──────── Record extracts ────────

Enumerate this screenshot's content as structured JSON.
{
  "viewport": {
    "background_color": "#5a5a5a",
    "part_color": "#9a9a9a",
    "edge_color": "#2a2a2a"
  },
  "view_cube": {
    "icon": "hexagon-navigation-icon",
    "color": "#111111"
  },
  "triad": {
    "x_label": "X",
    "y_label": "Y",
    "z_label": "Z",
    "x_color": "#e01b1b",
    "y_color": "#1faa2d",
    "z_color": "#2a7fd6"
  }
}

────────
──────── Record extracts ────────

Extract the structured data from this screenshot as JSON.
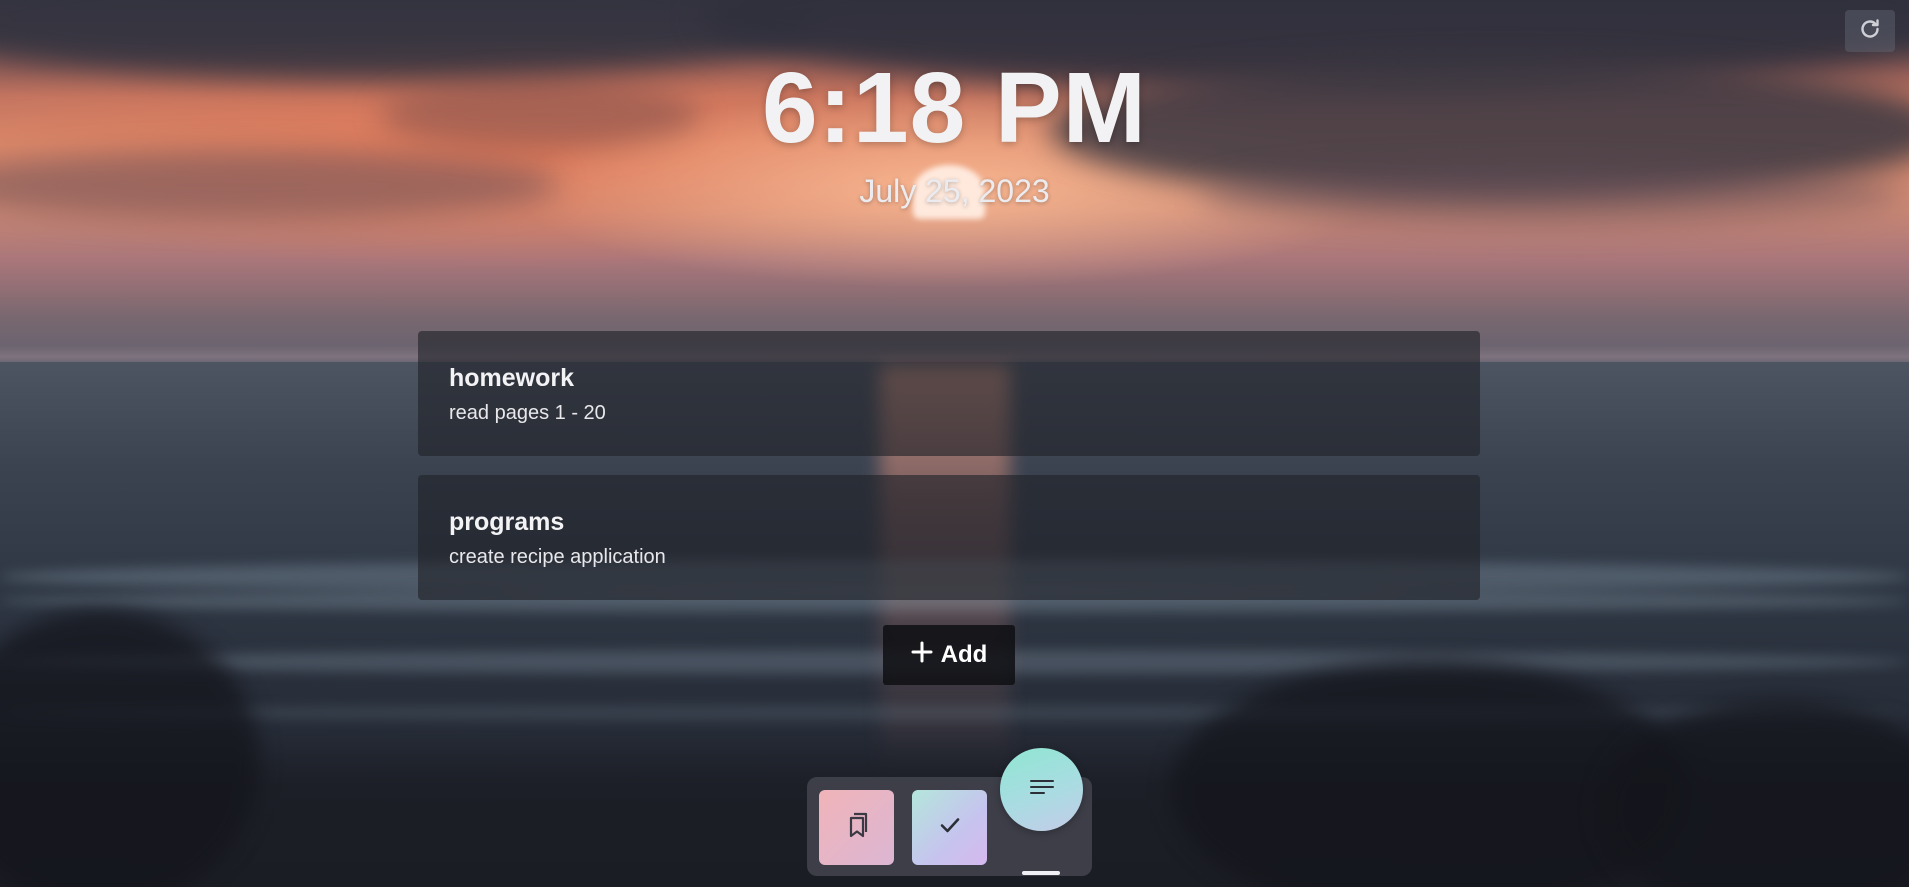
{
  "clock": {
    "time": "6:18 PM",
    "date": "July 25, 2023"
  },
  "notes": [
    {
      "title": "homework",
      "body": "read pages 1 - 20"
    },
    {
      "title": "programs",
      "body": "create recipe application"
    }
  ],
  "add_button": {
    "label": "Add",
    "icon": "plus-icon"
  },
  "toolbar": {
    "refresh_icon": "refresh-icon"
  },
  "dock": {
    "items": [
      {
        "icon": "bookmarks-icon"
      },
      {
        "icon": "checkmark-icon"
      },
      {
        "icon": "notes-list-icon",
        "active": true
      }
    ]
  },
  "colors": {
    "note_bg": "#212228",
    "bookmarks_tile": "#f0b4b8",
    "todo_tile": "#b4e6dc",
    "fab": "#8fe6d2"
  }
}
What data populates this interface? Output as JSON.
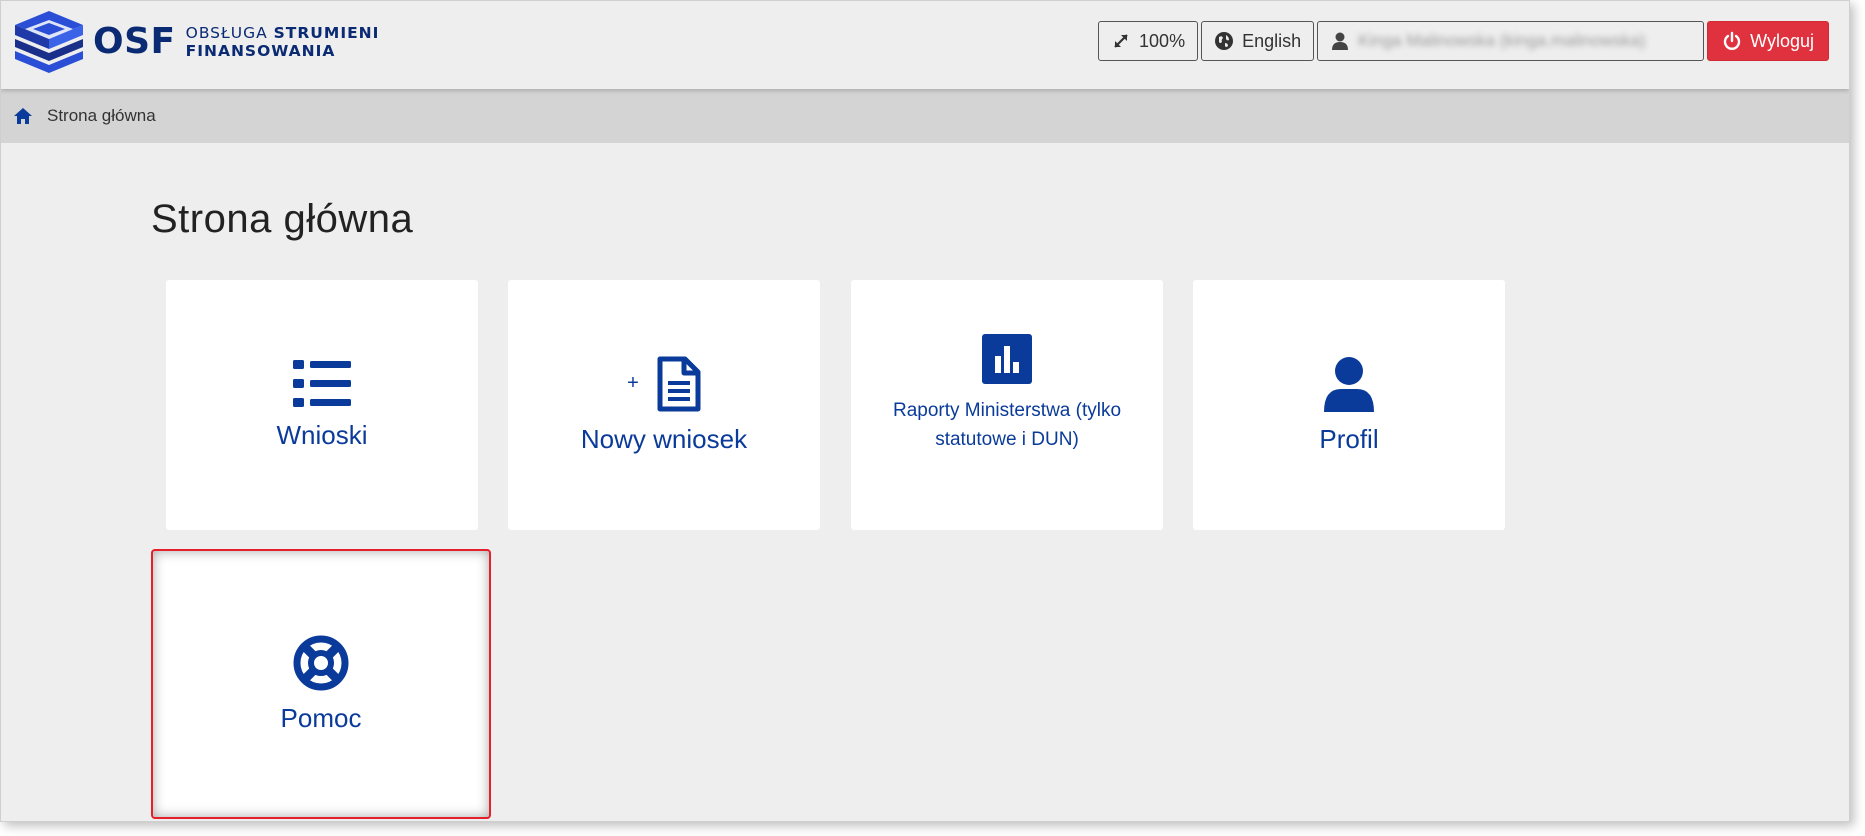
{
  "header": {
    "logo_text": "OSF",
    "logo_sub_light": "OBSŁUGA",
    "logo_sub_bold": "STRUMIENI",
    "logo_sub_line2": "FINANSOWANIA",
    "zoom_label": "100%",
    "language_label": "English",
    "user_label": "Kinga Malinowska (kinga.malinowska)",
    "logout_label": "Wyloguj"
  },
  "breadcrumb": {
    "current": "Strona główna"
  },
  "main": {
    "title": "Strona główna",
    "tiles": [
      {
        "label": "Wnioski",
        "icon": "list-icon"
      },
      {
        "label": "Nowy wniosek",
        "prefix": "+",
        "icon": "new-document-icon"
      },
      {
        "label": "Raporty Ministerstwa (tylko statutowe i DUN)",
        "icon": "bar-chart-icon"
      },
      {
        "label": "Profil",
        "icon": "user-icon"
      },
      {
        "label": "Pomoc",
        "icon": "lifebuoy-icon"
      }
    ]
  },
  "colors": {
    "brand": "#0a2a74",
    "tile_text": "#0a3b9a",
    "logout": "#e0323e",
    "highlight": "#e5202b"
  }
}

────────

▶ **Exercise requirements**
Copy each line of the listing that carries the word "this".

▶ **Answer**
Enumerate this screenshot's content as structured JSON.
Extract the structured data from this screenshot as JSON.
What data populates this interface? Output as JSON.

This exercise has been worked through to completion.